(Items from an interface collection)
┌──
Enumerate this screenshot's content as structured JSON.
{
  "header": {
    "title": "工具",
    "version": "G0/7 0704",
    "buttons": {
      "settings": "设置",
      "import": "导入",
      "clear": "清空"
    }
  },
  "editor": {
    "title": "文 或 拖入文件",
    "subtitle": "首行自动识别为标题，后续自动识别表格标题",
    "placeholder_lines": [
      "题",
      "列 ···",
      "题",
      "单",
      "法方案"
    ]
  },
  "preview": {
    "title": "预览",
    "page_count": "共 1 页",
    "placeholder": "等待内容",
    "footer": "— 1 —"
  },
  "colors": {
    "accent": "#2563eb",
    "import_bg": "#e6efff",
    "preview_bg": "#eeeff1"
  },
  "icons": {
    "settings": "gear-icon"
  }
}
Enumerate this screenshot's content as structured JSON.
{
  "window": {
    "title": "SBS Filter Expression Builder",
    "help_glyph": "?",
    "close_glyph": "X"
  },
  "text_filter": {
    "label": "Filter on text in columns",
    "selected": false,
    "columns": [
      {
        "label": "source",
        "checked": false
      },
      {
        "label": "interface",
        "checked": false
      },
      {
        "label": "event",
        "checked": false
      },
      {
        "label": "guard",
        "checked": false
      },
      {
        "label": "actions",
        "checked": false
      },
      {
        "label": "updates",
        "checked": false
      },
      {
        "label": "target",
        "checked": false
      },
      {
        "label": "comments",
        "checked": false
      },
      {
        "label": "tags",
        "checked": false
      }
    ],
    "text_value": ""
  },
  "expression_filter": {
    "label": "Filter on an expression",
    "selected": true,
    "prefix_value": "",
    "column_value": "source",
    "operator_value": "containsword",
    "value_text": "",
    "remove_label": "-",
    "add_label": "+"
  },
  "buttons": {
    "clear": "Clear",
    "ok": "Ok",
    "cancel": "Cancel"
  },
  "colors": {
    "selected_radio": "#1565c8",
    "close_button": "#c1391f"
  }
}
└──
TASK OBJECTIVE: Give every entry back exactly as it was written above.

RESPONSE AREA:
Enumerate this screenshot's content as structured JSON.
{
  "header": {
    "title": "工具",
    "version": "G0/7 0704",
    "buttons": {
      "settings": "设置",
      "import": "导入",
      "clear": "清空"
    }
  },
  "editor": {
    "title": "文 或 拖入文件",
    "subtitle": "首行自动识别为标题，后续自动识别表格标题",
    "placeholder_lines": [
      "题",
      "列 ···",
      "题",
      "单",
      "法方案"
    ]
  },
  "preview": {
    "title": "预览",
    "page_count": "共 1 页",
    "placeholder": "等待内容",
    "footer": "— 1 —"
  },
  "colors": {
    "accent": "#2563eb",
    "import_bg": "#e6efff",
    "preview_bg": "#eeeff1"
  },
  "icons": {
    "settings": "gear-icon"
  }
}
Enumerate this screenshot's content as structured JSON.
{
  "window": {
    "title": "SBS Filter Expression Builder",
    "help_glyph": "?",
    "close_glyph": "X"
  },
  "text_filter": {
    "label": "Filter on text in columns",
    "selected": false,
    "columns": [
      {
        "label": "source",
        "checked": false
      },
      {
        "label": "interface",
        "checked": false
      },
      {
        "label": "event",
        "checked": false
      },
      {
        "label": "guard",
        "checked": false
      },
      {
        "label": "actions",
        "checked": false
      },
      {
        "label": "updates",
        "checked": false
      },
      {
        "label": "target",
        "checked": false
      },
      {
        "label": "comments",
        "checked": false
      },
      {
        "label": "tags",
        "checked": false
      }
    ],
    "text_value": ""
  },
  "expression_filter": {
    "label": "Filter on an expression",
    "selected": true,
    "prefix_value": "",
    "column_value": "source",
    "operator_value": "containsword",
    "value_text": "",
    "remove_label": "-",
    "add_label": "+"
  },
  "buttons": {
    "clear": "Clear",
    "ok": "Ok",
    "cancel": "Cancel"
  },
  "colors": {
    "selected_radio": "#1565c8",
    "close_button": "#c1391f"
  }
}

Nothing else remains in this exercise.